Submission + - VPN Service Snitched on Alleged LulzSec Member ( 2

wiredmikey writes: Yesterday, Cody Kretsinger, a 23-year-old from Phoenix, Arizona was arrested and charged with conspiracy and the unauthorized impairment of a protected computer.

How did the Feds track down the alleged LulzSec member? It turns out that a VPN service reportedly used to mask his online identify and location was the one who handed over data to the FBI.

According to the federal indictment, Kretsinger registered for a VPN account at HideMyAss.Com under the user name “recursion”. Following that, the indictment said that Kretsinger and other unknown conspirators conducted SQL injection attacks against Sony Pictures in attempt to extract confidential data.

“At a later date it came as no surprise to have received a court order asking for information relating to an account associated with some or all of the above cases,” they wrote in the post this morning. “As stated in our terms of service and privacy policy our service is not to be used for illegal activity, and as a legitimate company we will cooperate with law enforcement if we receive a court order (equivalent of a subpoena in the US).”

You can be sure that HideMyAss is not the only provider to be hit with subpoenas to hand over user data. It’s likely the FBI and other officials are digging deep and requesting similar information from other VPN providers and online services such as Pastebin, Twitter, and other tools and web services commonly used by hackers.

Submission + - FCC Finalizes US Net Neutrality Rules (

milbournosphere writes: The FCC has finally finalized their proposed rules regarding net neutrality. They go into effect on 20 November, a year after they passed in a 3-2 vote.

FCC's summary of their rules:
"First, transparency: fixed and mobile broadband providers must disclose the network management practices, performance characteristics, and commercial terms of their broadband services. Second, no blocking: fixed broadband providers may not block lawful content, applications, services, or non-harmful devices; mobile broadband providers may not block lawful websites, or block applications that compete with their voice or video telephony services. Third, no unreasonable discrimination: fixed broadband providers may not unreasonably discriminate in transmitting lawful network traffic."

It should be noted that some of the language is a little ambiguous; who is to decide what constitutes 'unreasonable discrimination'?


Submission + - Hackers Raid Mass Killer's Email Accounts for Info (

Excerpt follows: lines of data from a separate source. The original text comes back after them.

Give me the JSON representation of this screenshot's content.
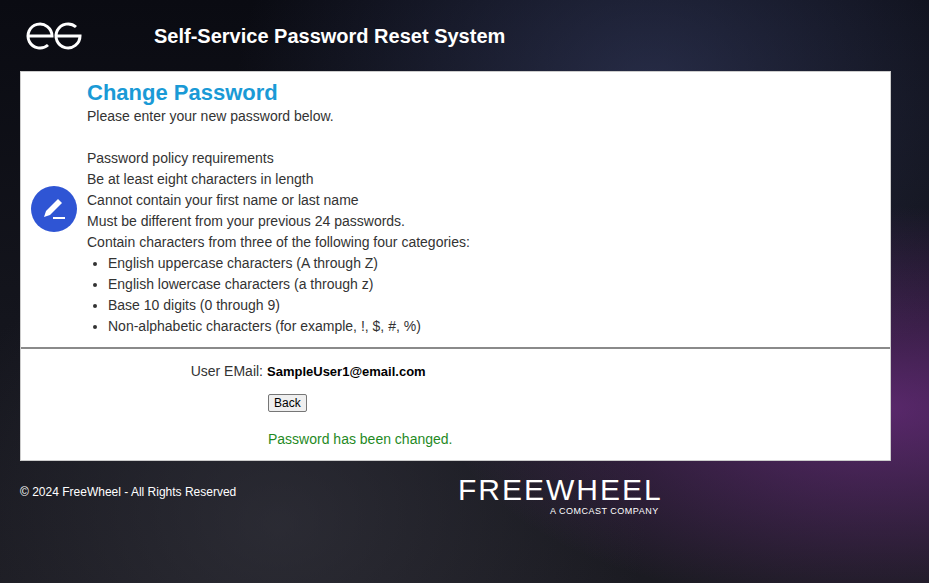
{
  "header": {
    "title": "Self-Service Password Reset System"
  },
  "panel": {
    "title": "Change Password",
    "subtitle": "Please enter your new password below.",
    "policy_heading": "Password policy requirements",
    "rules": [
      "Be at least eight characters in length",
      "Cannot contain your first name or last name",
      "Must be different from your previous 24 passwords.",
      "Contain characters from three of the following four categories:"
    ],
    "categories": [
      "English uppercase characters (A through Z)",
      "English lowercase characters (a through z)",
      "Base 10 digits (0 through 9)",
      "Non-alphabetic characters (for example, !, $, #, %)"
    ]
  },
  "form": {
    "email_label": "User EMail:",
    "email": "SampleUser1@email.com",
    "back_button": "Back",
    "message": "Password has been changed."
  },
  "footer": {
    "copyright": "© 2024 FreeWheel - All Rights Reserved",
    "brand": "FREEWHEEL",
    "brand_tagline": "A COMCAST COMPANY"
  }
}
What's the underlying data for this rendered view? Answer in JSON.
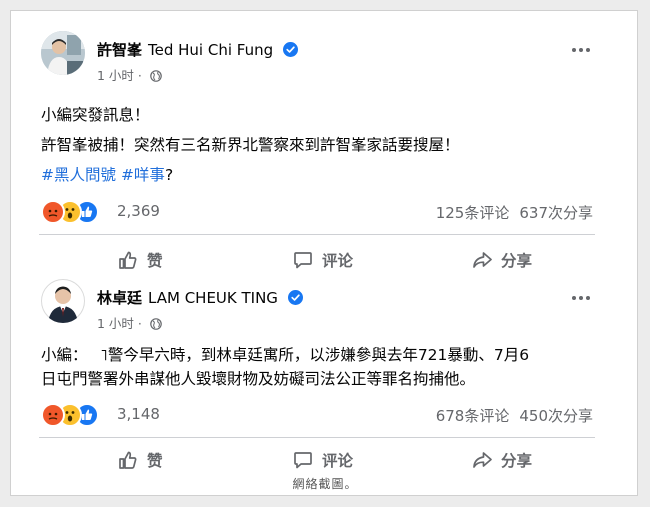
{
  "posts": [
    {
      "author_zh": "許智峯",
      "author_en": "Ted Hui Chi Fung",
      "time": "1 小时 ·",
      "lines": [
        "小編突發訊息！",
        "許智峯被捕！突然有三名新界北警察來到許智峯家話要搜屋！"
      ],
      "hashtags": [
        "#黑人問號",
        "#咩事"
      ],
      "hashtag_suffix": "?",
      "reaction_count": "2,369",
      "comments": "125条评论",
      "shares": "637次分享",
      "actions": {
        "like": "赞",
        "comment": "评论",
        "share": "分享"
      }
    },
    {
      "author_zh": "林卓廷",
      "author_en": "LAM CHEUK TING",
      "time": "1 小时 ·",
      "lines": [
        "小編：　 ˥警今早六時，到林卓廷寓所，以涉嫌參與去年721暴動、7月6",
        "日屯門警署外串謀他人毀壞財物及妨礙司法公正等罪名拘捕他。"
      ],
      "reaction_count": "3,148",
      "comments": "678条评论",
      "shares": "450次分享",
      "actions": {
        "like": "赞",
        "comment": "评论",
        "share": "分享"
      }
    }
  ],
  "caption": "網絡截圖。",
  "colors": {
    "hashtag": "#216fdb",
    "verified": "#1877f2",
    "meta": "#65676b",
    "angry": "#f0572a",
    "wow": "#fbc02d",
    "like": "#1877f2"
  },
  "icons": [
    "verified-badge-icon",
    "globe-icon",
    "more-options-icon",
    "angry-reaction-icon",
    "wow-reaction-icon",
    "like-reaction-icon",
    "thumbs-up-icon",
    "comment-bubble-icon",
    "share-arrow-icon"
  ]
}
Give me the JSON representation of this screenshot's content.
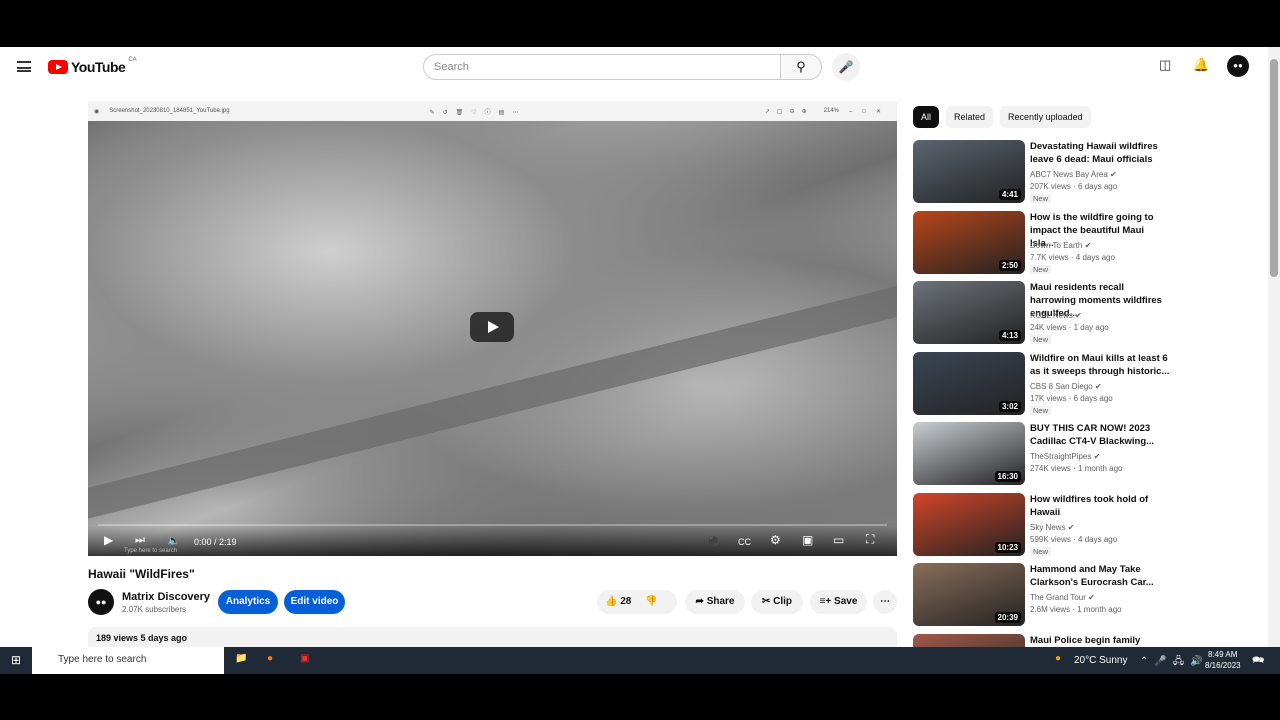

Orome1 writes: After the recent hacking of Norwegian mass killer Anders Breivik Behring's Twitter account, it seems that the same group of hackers has also decided to compromise two of his email accounts. They sent the information they found within the accounts to Norwegian freelance investigative reporter Kjetil Stormark and asked him to deliver it to the police. A wise decision, especially for a group of hackers allegedly led by a 17-year-old, since Norway's strong source protection law should protect their identities from being exposed.

Slashdot Top Deals

Riches cover a multitude of woes. -- Menander